Partner Carol Rooney on the ABA Council of Appellate Lawyers Executive Board
November 7, 2023
Published in Lawyer,
The Hillsborough County Bar Association: November – December 2015 – Vol. 26, No. 2
Jim Birkhold was, superficially, a curmudgeon. At least some close friends have affectionately called him one, noting that Jim would probably approve of the description.
Jim, who had been the Second District Court of Appeal’s clerk for 16 years, passed away suddenly and unexpectedly in August of this year. His death is a tragic loss to all who knew him. Despite Jim’s gruff exterior, he was a generous, compassionate, and devoted man whose contributions to the Second District and the Florida court system will long be remembered.

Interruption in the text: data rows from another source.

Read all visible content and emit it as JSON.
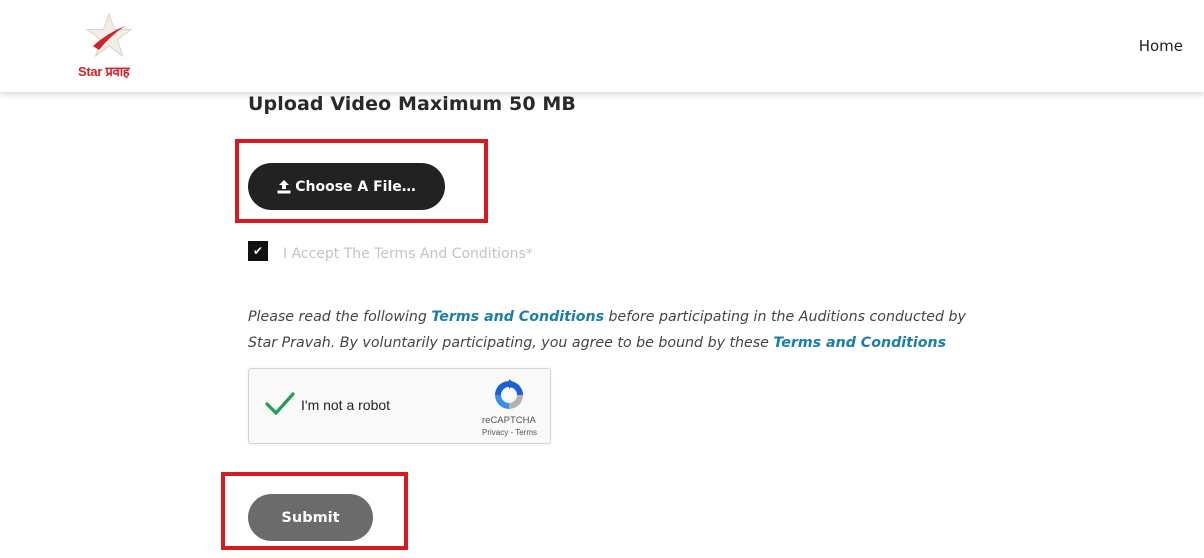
{
  "header": {
    "logo_text": "Star प्रवाह",
    "nav_home": "Home"
  },
  "upload": {
    "title": "Upload Video Maximum 50 MB",
    "choose_label": "Choose A File…",
    "choose_icon": "upload-icon"
  },
  "terms": {
    "checkbox_checked": true,
    "accept_label": "I Accept The Terms And Conditions*",
    "para_part1": "Please read the following ",
    "link1": "Terms and Conditions",
    "para_part2": " before participating in the Auditions conducted by Star Pravah. By voluntarily participating, you agree to be bound by these ",
    "link2": "Terms and Conditions"
  },
  "recaptcha": {
    "label": "I'm not a robot",
    "brand": "reCAPTCHA",
    "privacy": "Privacy",
    "sep": " - ",
    "terms": "Terms",
    "checked": true
  },
  "form": {
    "submit_label": "Submit"
  },
  "colors": {
    "highlight": "#d71920",
    "button_dark": "#222222",
    "submit_gray": "#6b6b6b",
    "link": "#1a7fa8",
    "brand_red": "#d1232a"
  }
}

Jim was known to dislike the limelight, and he had little patience for formality. But perhaps Jim — who loved to tell stories — would not mind so much if he were remembered by stories from those who worked with him.

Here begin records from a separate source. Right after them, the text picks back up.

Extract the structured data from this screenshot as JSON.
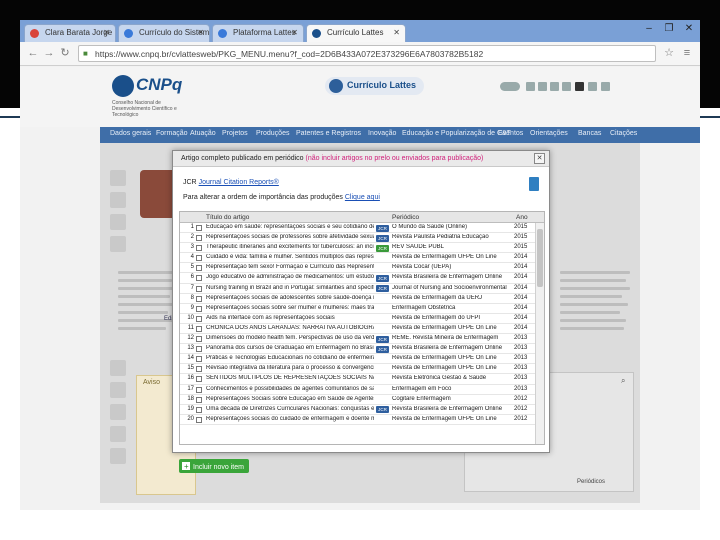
{
  "browser": {
    "tabs": [
      {
        "label": "Clara Barata Jorge",
        "favicon_color": "#d9443a"
      },
      {
        "label": "Currículo do Sistema Cu",
        "favicon_color": "#3a7ad9"
      },
      {
        "label": "Plataforma Lattes",
        "favicon_color": "#3a7ad9"
      },
      {
        "label": "Currículo Lattes",
        "favicon_color": "#1a4f8a"
      }
    ],
    "url": "https://www.cnpq.br/cvlattesweb/PKG_MENU.menu?f_cod=2D6B433A072E373296E6A7803782B5182",
    "window_controls": [
      "–",
      "❐",
      "✕"
    ]
  },
  "site": {
    "logo": "CNPq",
    "logo_sub": "Conselho Nacional de Desenvolvimento Científico e Tecnológico",
    "lattes_badge": "Currículo Lattes",
    "menu": [
      "Dados gerais",
      "Formação",
      "Atuação",
      "Projetos",
      "Produções",
      "Patentes e Registros",
      "Inovação",
      "Educação e Popularização de C&T",
      "Eventos",
      "Orientações",
      "Bancas",
      "Citações"
    ]
  },
  "modal": {
    "title": "Artigo completo publicado em periódico",
    "title_hint": "(não incluir artigos no prelo ou enviados para publicação)",
    "jcr_prefix": "JCR",
    "jcr_link": "Journal Citation Reports®",
    "order_text": "Para alterar a ordem de importância das produções",
    "order_link": "Clique aqui",
    "columns": {
      "title": "Título do artigo",
      "journal": "Periódico",
      "year": "Ano"
    },
    "rows": [
      {
        "n": "1",
        "title": "Educação em saúde: representações sociais e seu cotidiano de prática",
        "jcr": "JCR",
        "journal": "O Mundo da Saúde (Online)",
        "year": "2015"
      },
      {
        "n": "2",
        "title": "Representações sociais de professores sobre afetividade sexual",
        "jcr": "JCR",
        "journal": "Revista Paulista Pediatria Educação",
        "year": "2015"
      },
      {
        "n": "3",
        "title": "Therapeutic itineraries and excitements for tuberculosis: an incidence",
        "jcr": "JCR",
        "journal": "REV SAUDE PUBL",
        "year": "2015"
      },
      {
        "n": "4",
        "title": "Cuidado e vida: família e mulher. Sentidos múltiplos das representações",
        "jcr": "",
        "journal": "Revista de Enfermagem UFPE On Line",
        "year": "2014"
      },
      {
        "n": "5",
        "title": "Representação tem sexo! Formação e Currículo das Representações",
        "jcr": "",
        "journal": "Revista Cocar (UEPA)",
        "year": "2014"
      },
      {
        "n": "6",
        "title": "Jogo educativo de administração de medicamentos: um estudo de",
        "jcr": "JCR",
        "journal": "Revista Brasileira de Enfermagem Online",
        "year": "2014"
      },
      {
        "n": "7",
        "title": "Nursing training in Brazil and in Portugal: similarities and specificities",
        "jcr": "JCR",
        "journal": "Journal of Nursing and Socioenvironmental",
        "year": "2014"
      },
      {
        "n": "8",
        "title": "Representações sociais de adolescentes sobre saúde-doença mental",
        "jcr": "",
        "journal": "Revista de Enfermagem da UERJ",
        "year": "2014"
      },
      {
        "n": "9",
        "title": "Representações sociais sobre ser mulher e mulheres: mães trabalhadoras",
        "jcr": "",
        "journal": "Enfermagem Obstétrica",
        "year": "2014"
      },
      {
        "n": "10",
        "title": "Aids na interface com as representações sociais",
        "jcr": "",
        "journal": "Revista de Enfermagem do UFPI",
        "year": "2014"
      },
      {
        "n": "11",
        "title": "CRÔNICA DOS ANOS LARANJAS: NARRATIVA AUTOBIOGRÁFICA",
        "jcr": "",
        "journal": "Revista de Enfermagem UFPE On Line",
        "year": "2014"
      },
      {
        "n": "12",
        "title": "Dimensões do modelo health fem. Perspectivas de uso da verdade",
        "jcr": "JCR",
        "journal": "REME. Revista Mineira de Enfermagem",
        "year": "2013"
      },
      {
        "n": "13",
        "title": "Panorama dos cursos de Graduação em Enfermagem no Brasil na",
        "jcr": "JCR",
        "journal": "Revista Brasileira de Enfermagem Online",
        "year": "2013"
      },
      {
        "n": "14",
        "title": "Práticas e Tecnologias Educacionais no cotidiano de enfermeiras da",
        "jcr": "",
        "journal": "Revista de Enfermagem UFPE On Line",
        "year": "2013"
      },
      {
        "n": "15",
        "title": "Revisão integrativa da literatura para o processo & convergências",
        "jcr": "",
        "journal": "Revista de Enfermagem UFPE On Line",
        "year": "2013"
      },
      {
        "n": "16",
        "title": "SENTIDOS MÚLTIPLOS DE REPRESENTAÇÕES SOCIAIS NA",
        "jcr": "",
        "journal": "Revista Eletrônica Gestão & Saúde",
        "year": "2013"
      },
      {
        "n": "17",
        "title": "Conhecimentos e possibilidades de agentes comunitários de saúde",
        "jcr": "",
        "journal": "Enfermagem em Foco",
        "year": "2013"
      },
      {
        "n": "18",
        "title": "Representações Sociais sobre Educação em Saúde de Agentes Comunitários",
        "jcr": "",
        "journal": "Cogitare Enfermagem",
        "year": "2012"
      },
      {
        "n": "19",
        "title": "Uma década de Diretrizes Curriculares Nacionais: conquistas e desafios",
        "jcr": "JCR",
        "journal": "Revista Brasileira de Enfermagem Online",
        "year": "2012"
      },
      {
        "n": "20",
        "title": "Representações sociais do cuidado de enfermagem e doente mental",
        "jcr": "",
        "journal": "Revista de Enfermagem UFPE On Line",
        "year": "2012"
      }
    ],
    "jcr_green_row": 3,
    "add_button": "Incluir novo item",
    "accent_green": "#3aa53a"
  },
  "background": {
    "warn_title": "Aviso",
    "bottom_text": "Periódicos",
    "update_text": "Editar Resumo"
  }
}
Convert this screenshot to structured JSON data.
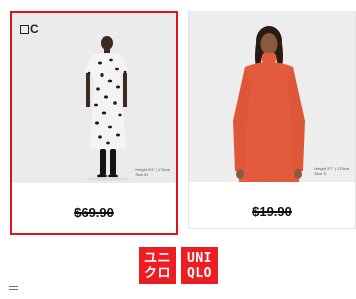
{
  "products": [
    {
      "brand_tag": "C",
      "price": "$69.90",
      "model_note_line1": "Height 5'9\" | 175cm",
      "model_note_line2": "Size M",
      "selected": true
    },
    {
      "price": "$19.90",
      "model_note_line1": "Height 5'7\" | 170cm",
      "model_note_line2": "Size S",
      "selected": false
    }
  ],
  "logo": {
    "left_line1": "ユニ",
    "left_line2": "クロ",
    "right_line1": "UNI",
    "right_line2": "QLO"
  },
  "colors": {
    "accent": "#e0141c",
    "logo_red": "#ed1d24"
  },
  "icons": [
    "menu-icon"
  ]
}
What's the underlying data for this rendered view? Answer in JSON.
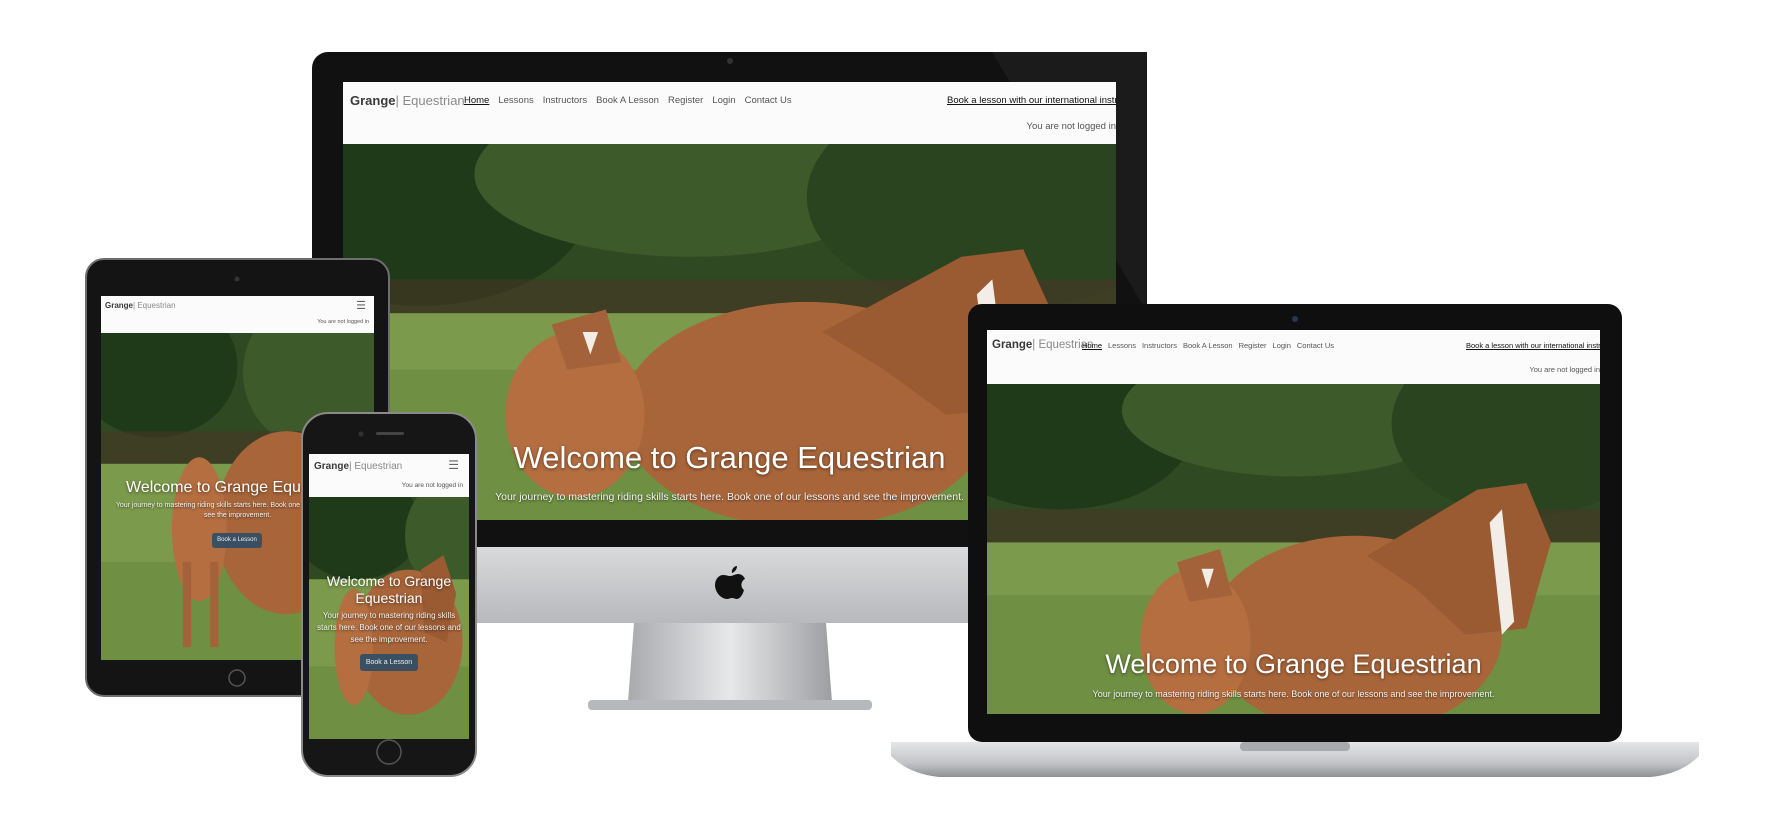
{
  "site": {
    "brand_bold": "Grange",
    "brand_light": "| Equestrian",
    "nav": [
      "Home",
      "Lessons",
      "Instructors",
      "Book A Lesson",
      "Register",
      "Login",
      "Contact Us"
    ],
    "promo_link": "Book a lesson with our international instructors",
    "login_status": "You are not logged in",
    "hero_title": "Welcome to Grange Equestrian",
    "hero_subtitle": "Your journey to mastering riding skills starts here. Book one of our lessons and see the improvement.",
    "hero_button": "Book a Lesson",
    "menu_icon_glyph": "☰"
  },
  "colors": {
    "navbar": "#fbfbfb",
    "button": "#3b4f63",
    "device_black": "#111111",
    "stand_silver": "#c9cacc"
  },
  "icons": [
    "apple-logo-icon",
    "hamburger-menu-icon",
    "camera-icon",
    "home-button-icon"
  ]
}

There is no group at the court who will miss Jim more than the staff in the clerk’s office. Many of these individuals worked with Jim for all or most of his tenure as clerk. They spoke of their deep fondness and respect for him. They described Jim as compassionate, honest, intensely devoted to them and to the court, witty, incisive, protective, helpful, and soft-hearted.

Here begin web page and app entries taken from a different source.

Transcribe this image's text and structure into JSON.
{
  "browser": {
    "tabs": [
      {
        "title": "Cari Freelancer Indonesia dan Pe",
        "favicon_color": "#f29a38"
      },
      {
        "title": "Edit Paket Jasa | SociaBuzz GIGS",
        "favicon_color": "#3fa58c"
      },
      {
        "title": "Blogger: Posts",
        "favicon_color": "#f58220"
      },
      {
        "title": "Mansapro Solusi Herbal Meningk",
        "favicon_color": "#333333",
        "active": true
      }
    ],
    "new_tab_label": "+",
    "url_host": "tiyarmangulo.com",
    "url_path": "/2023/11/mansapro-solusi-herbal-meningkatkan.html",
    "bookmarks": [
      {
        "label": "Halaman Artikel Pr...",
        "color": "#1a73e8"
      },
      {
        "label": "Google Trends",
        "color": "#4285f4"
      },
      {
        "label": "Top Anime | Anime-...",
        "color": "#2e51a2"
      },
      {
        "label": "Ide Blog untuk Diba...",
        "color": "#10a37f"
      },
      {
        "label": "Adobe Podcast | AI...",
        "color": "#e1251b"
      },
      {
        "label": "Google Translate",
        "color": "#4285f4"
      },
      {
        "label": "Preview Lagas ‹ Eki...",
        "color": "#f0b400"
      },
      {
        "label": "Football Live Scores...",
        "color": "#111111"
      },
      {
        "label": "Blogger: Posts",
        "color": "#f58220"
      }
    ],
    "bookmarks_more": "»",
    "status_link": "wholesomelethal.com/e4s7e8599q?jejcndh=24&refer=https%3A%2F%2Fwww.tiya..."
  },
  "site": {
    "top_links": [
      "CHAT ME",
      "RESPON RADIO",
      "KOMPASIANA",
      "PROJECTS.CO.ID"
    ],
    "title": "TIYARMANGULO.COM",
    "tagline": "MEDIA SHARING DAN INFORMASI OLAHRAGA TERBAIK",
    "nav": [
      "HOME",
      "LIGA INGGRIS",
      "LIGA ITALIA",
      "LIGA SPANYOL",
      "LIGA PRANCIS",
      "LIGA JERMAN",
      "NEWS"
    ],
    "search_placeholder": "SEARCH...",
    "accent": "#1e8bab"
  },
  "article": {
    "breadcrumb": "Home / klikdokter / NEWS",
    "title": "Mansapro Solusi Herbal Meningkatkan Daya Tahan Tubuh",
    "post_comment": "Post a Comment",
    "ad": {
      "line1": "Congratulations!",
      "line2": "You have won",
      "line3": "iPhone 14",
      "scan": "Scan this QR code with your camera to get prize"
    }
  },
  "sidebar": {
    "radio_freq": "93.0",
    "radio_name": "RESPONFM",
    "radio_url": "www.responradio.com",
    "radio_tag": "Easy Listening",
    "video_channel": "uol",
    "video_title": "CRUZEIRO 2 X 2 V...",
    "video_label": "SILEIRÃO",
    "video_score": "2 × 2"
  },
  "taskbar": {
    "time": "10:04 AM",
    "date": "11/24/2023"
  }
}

They spoke of Jim’s willingness to assist anyone who requested help. Jim spent considerable time — at the counter in the clerk’s office or on the phone — responding to questions and concerns from attorneys, pro se litigants, and anyone else who called. The court’s prisoner mail was particularly important to him. Jim regularly responded to inmates to explain the procedures or the obstacles they faced or to simply provide information about case progress. He wanted them to know that someone was on the other end and had considered their problems. And Jim also helped those who did not ask. More than once, his staff saw him chase after homeless men and women who had been sleeping at the entrance to the courthouse — not to usher them away — but to give them money.
The staff in the clerk’s office also had less serious stories to share. For instance, Jim repeated a tale about a life-sized plastic cow he displayed on his home patio. The cow had become mildewed in the Florida weather. To clean it, Jim pushed it into his chlorinated pool and sunk it to the bottom using bricks. But Jim did not account for the fact that his hollow, leaky cow would slowly fill with water and ultimately weigh as much as a real cow. Upon his discovery of the thousand-pound oversight, Jim recruited his wife, Christy, to jump in and help him wrestle the beloved bovine back to safety. The plastic cow vengefully pushed Jim back into the pool upon reaching dry land, while Christy stood by laughing.
Another time, Jim tripped over one of his many prized dachshunds and broke a finger during the fall. Jim’s hand was placed in a cast with his single, broken finger sticking out as a sore reminder of his (or his dachshund’s) clumsiness. The situation became a running joke in the office — he carried his X-ray with him for days to illustrate his oral account of what had happened. One of his deputy clerks brought him a cake adorned with lady fingers, with just one sticking out.
Judges and staff attorneys, past and present, also spoke fondly about Jim. They too emphasized Jim’s devotion to the court, his patience with and respect for the public, and the fact that he took pride in making the court and its procedures accessible to its litigants. But there were some fun anecdotes from them as well.
Jim was a baseball fanatic. He spent much of spring training attending Detroit Tigers games in Lakeland. He invited judges and staff to attend with him often. If he had tickets he could not use, he would give them to his staff by drawing names out of a hat.
Jim’s interests were diverse. One staff attorney remembered that late one night, she heard something not entirely unlike music coming from Jim’s corner of the courthouse. Jim had apparently taken up banjo lessons and was practicing at the court when he thought nobody was there. Jim never mentioned whether his practice locale was by choice or by directive.
Jim was fond of reminiscing about his past. He once got a summer gig as an usher for NBC, and it was rumored that he twice was a member of the “Peanut Gallery” on the “Howdy Doody Show.” When Jim learned that one of the newer staff attorneys attended the World Cup on his honeymoon, Jim sent him an email illuminating the “pitifully low-octane attack” of his own 1966 college prep school’s soccer team. His email included a team photo with a young Jim Birkhold in a collared uniform and with a full head of well-coiffed, dirty blonde hair.
But the following anecdote is the one that most of those at the court thought best depicted the kind of person Jim was. Before Jim joined the court, he was an assistant public defender. For many years, and until Jim passed away, he regularly visited a former client in prison who is still serving a life sentence. Jim provided his former client money and sent him books and other things. Jim remained this man’s lifelong friend, even though he was unable to obtain the justice he thought this man deserved.
Beneath the surface, Jim wasn’t so much of a curmudgeon after all. Rather, he was a great man, a devoted servant, and a loyal friend. He, and his many stories, will not soon be forgotten.